* WHAT YOU ARE ASKED TO DO *
In the data below, count how many lines contain "tree" and give that number by itself.

::::::::

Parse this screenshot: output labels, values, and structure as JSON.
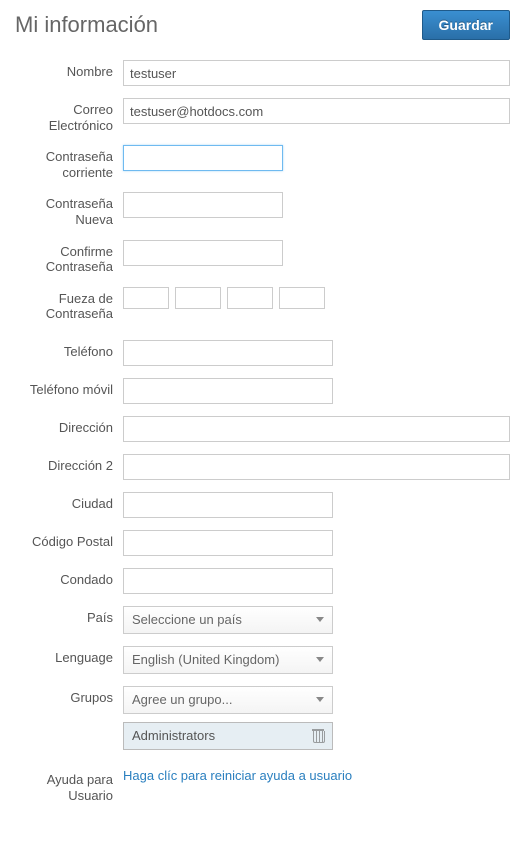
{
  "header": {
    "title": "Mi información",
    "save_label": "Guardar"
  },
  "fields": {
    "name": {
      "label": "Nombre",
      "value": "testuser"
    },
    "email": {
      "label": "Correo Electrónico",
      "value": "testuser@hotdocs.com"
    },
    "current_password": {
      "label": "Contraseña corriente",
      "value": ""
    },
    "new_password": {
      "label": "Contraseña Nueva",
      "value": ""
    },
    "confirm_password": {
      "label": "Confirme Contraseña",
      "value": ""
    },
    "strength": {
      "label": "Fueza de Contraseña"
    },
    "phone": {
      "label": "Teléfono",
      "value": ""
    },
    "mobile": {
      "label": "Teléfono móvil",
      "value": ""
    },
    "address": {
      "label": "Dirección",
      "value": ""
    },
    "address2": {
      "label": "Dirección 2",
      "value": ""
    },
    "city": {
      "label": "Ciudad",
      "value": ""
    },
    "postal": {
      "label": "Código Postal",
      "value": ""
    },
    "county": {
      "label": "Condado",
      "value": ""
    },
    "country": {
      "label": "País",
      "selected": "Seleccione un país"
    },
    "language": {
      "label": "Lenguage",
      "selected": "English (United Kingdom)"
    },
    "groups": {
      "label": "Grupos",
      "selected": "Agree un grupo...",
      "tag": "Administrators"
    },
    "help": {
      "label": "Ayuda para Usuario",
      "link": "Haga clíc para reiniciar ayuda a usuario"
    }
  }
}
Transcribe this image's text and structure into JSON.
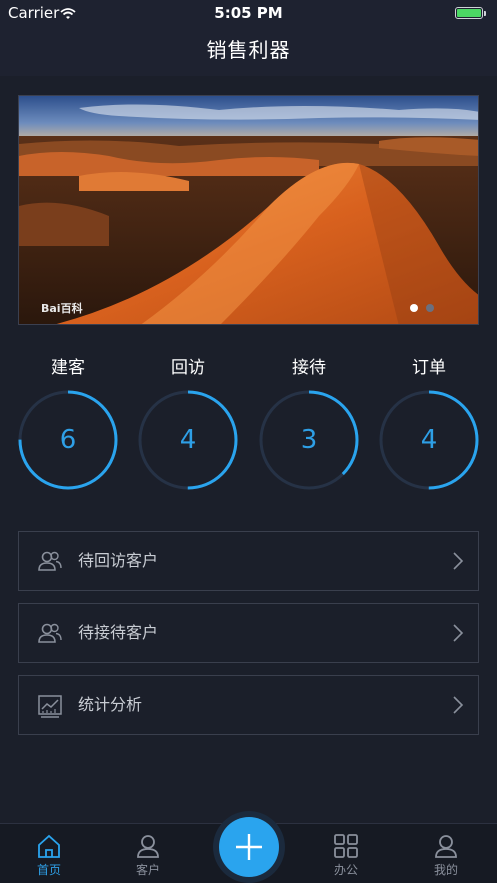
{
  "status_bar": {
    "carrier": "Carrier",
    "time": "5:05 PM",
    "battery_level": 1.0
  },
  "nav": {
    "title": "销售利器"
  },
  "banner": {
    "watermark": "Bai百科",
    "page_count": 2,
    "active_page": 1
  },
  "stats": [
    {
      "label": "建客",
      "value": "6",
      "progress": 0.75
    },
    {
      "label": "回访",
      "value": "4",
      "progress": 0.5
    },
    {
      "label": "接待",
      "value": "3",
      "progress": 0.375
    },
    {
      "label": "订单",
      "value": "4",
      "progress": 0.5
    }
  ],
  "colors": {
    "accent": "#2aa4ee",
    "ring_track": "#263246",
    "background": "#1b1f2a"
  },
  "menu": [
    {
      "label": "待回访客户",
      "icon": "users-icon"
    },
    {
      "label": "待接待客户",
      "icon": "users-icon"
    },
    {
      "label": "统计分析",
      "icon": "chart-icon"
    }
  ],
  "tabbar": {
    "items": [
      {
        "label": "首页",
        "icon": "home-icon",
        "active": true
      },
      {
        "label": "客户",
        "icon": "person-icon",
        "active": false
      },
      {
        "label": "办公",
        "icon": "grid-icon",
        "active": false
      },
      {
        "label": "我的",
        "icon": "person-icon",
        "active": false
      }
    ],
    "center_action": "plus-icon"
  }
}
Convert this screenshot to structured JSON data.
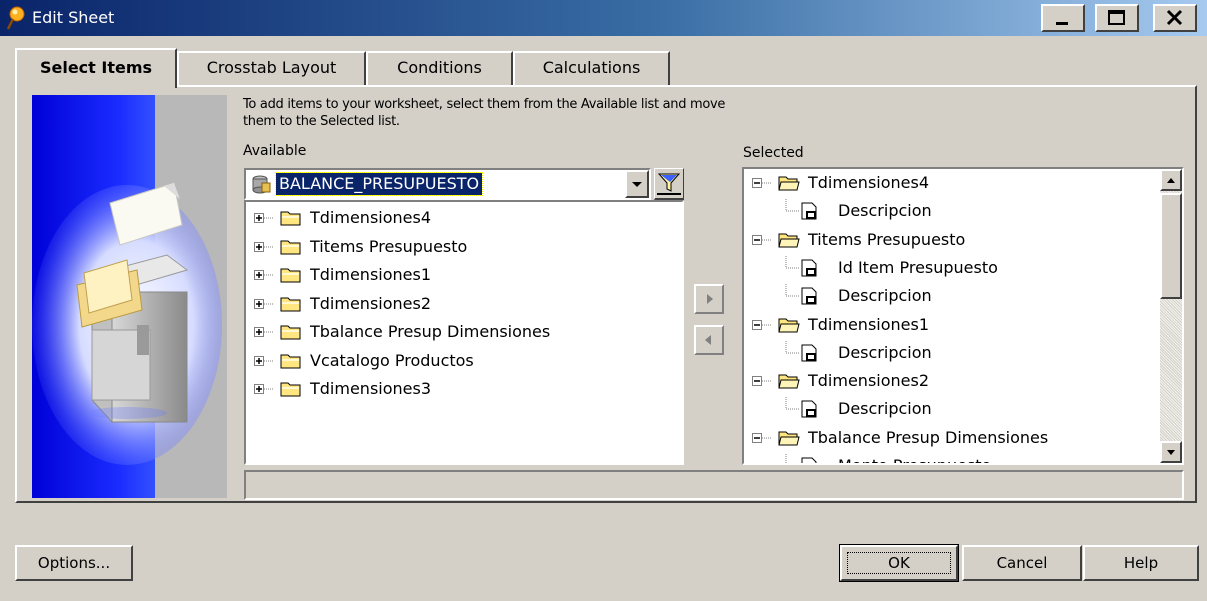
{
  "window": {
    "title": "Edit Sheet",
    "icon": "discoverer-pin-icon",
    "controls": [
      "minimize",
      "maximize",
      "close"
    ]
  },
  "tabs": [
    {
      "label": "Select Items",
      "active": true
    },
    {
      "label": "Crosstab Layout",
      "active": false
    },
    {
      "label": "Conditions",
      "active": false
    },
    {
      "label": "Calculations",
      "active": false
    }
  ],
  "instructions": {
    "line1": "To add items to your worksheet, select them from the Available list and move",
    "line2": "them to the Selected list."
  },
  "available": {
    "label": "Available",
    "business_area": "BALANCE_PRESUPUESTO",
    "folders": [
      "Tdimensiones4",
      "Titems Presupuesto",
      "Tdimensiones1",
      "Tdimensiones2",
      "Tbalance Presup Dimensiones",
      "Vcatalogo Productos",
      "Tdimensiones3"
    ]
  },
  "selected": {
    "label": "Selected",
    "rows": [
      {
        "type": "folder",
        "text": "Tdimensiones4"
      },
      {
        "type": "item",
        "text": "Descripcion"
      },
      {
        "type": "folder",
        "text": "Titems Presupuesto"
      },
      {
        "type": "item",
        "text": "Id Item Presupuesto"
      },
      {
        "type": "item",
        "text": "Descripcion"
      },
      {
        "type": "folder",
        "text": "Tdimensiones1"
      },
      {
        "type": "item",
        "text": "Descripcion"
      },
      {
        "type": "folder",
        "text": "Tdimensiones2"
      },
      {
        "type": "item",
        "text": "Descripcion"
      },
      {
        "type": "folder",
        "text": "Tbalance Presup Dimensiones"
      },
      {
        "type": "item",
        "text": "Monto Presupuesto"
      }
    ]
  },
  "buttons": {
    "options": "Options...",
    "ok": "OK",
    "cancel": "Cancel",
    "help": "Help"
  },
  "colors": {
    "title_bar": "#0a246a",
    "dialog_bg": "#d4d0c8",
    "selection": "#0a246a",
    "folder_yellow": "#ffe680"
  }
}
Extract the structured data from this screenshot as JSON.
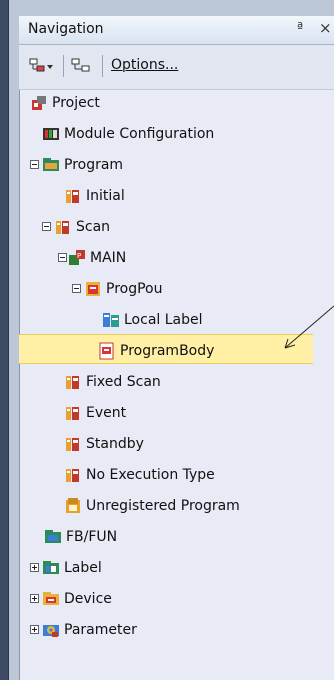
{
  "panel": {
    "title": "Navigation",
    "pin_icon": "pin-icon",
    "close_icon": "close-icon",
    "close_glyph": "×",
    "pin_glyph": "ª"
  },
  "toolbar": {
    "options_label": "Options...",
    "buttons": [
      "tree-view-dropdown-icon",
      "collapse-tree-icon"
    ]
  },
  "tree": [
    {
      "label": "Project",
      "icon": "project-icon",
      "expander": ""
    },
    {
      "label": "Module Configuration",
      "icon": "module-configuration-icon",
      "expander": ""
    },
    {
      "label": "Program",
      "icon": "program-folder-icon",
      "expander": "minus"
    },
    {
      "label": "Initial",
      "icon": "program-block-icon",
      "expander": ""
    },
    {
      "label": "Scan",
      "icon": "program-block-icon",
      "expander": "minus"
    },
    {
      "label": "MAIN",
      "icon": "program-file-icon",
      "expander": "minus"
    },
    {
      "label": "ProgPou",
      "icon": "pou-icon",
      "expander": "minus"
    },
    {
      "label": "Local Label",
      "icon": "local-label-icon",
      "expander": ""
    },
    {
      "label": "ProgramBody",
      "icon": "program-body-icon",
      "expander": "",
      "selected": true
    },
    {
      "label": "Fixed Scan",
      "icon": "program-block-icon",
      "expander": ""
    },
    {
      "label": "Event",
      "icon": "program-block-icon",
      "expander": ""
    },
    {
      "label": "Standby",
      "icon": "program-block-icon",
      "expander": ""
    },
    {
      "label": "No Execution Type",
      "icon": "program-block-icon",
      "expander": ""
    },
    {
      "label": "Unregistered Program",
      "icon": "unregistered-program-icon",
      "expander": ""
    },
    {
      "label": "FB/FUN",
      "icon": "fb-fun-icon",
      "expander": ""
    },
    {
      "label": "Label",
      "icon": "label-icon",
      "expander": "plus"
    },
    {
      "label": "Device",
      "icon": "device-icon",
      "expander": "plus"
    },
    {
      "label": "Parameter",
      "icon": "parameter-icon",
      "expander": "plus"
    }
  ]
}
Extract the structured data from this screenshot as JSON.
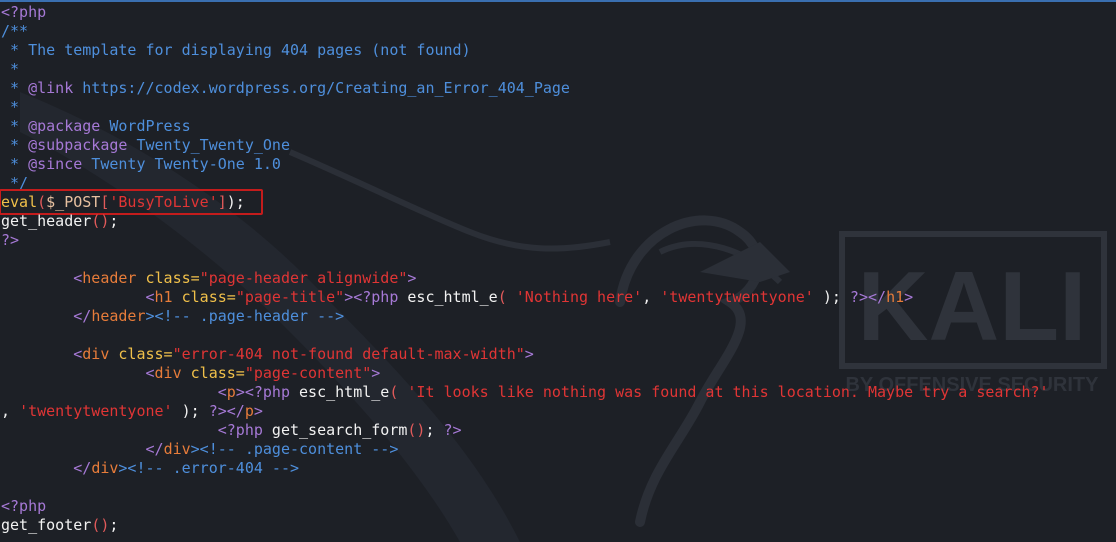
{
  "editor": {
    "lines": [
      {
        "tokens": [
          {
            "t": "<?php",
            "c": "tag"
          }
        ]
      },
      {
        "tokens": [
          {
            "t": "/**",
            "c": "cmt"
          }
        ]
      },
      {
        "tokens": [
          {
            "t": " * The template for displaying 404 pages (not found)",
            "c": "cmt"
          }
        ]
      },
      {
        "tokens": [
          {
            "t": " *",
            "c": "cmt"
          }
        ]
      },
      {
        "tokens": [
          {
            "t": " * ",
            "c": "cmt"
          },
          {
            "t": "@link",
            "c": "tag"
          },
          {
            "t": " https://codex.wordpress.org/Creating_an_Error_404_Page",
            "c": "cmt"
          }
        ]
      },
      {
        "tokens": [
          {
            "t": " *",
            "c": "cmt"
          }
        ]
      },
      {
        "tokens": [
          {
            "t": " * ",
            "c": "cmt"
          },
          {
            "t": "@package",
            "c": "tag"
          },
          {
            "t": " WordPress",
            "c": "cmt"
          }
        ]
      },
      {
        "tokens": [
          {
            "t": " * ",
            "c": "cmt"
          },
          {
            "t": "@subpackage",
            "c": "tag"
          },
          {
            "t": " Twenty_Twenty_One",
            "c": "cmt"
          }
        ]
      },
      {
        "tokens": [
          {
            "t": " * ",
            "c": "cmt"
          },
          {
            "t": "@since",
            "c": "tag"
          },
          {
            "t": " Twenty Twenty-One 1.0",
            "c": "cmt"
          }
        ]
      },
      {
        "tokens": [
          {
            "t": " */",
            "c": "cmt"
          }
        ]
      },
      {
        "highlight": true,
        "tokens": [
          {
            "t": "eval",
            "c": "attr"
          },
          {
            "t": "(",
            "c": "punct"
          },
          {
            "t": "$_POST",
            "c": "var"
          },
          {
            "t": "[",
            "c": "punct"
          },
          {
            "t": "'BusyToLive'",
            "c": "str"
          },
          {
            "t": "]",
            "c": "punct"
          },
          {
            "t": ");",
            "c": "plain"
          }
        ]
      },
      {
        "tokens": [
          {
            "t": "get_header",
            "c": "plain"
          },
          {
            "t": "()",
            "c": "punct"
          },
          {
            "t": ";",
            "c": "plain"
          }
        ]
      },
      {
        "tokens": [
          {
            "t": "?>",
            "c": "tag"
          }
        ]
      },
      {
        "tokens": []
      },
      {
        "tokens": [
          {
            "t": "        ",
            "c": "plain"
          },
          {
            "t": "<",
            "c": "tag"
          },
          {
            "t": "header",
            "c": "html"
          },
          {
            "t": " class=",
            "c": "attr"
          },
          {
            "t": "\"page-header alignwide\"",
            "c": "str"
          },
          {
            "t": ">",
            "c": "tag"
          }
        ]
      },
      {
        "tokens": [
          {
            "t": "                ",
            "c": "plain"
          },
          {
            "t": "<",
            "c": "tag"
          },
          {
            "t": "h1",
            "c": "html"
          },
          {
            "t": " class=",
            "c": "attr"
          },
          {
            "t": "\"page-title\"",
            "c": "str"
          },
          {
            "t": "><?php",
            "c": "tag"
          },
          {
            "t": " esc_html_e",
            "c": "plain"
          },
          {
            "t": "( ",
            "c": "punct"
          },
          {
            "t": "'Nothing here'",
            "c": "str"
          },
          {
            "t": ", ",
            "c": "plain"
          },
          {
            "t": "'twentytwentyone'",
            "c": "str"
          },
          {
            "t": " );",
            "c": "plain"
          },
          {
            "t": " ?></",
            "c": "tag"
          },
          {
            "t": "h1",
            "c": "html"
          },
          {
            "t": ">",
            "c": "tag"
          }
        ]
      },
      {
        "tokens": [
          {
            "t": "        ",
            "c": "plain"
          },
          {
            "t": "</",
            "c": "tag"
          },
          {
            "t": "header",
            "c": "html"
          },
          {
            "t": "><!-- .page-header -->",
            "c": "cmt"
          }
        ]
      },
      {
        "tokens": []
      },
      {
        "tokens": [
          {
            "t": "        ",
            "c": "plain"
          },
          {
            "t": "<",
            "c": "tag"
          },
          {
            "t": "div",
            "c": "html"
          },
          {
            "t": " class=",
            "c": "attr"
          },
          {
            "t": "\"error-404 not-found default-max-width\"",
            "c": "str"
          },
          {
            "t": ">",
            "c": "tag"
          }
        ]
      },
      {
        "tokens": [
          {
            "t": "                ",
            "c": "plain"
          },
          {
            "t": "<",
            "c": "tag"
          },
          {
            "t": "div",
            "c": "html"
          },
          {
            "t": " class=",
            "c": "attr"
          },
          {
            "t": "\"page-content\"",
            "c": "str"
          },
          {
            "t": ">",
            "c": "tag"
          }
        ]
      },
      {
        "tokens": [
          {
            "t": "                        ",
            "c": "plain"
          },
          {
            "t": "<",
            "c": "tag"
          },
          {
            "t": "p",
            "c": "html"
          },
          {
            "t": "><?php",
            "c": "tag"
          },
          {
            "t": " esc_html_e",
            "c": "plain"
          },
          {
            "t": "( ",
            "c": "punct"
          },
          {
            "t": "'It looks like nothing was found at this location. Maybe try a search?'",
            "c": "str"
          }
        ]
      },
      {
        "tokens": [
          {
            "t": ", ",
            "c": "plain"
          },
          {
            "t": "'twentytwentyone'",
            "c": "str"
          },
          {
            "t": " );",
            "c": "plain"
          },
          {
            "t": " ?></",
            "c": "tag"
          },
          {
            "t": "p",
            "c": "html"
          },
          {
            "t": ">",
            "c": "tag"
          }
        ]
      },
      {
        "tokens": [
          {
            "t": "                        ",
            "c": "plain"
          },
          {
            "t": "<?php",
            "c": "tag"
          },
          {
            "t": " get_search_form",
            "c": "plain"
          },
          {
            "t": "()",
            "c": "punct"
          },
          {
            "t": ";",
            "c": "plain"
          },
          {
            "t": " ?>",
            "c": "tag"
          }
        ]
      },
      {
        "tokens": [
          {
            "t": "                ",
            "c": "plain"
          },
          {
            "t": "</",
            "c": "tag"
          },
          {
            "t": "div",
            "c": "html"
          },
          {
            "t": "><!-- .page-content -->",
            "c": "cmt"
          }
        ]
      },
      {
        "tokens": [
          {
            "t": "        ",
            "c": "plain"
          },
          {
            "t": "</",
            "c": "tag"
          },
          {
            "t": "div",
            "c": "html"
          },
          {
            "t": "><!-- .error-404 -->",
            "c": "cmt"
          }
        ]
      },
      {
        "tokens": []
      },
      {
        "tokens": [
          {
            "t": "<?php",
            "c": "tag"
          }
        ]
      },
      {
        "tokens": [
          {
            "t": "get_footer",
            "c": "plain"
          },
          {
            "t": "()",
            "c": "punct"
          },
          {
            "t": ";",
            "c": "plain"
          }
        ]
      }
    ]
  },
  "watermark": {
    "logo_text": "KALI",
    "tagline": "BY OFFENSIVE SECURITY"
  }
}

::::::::

* RESULT BELOW *
3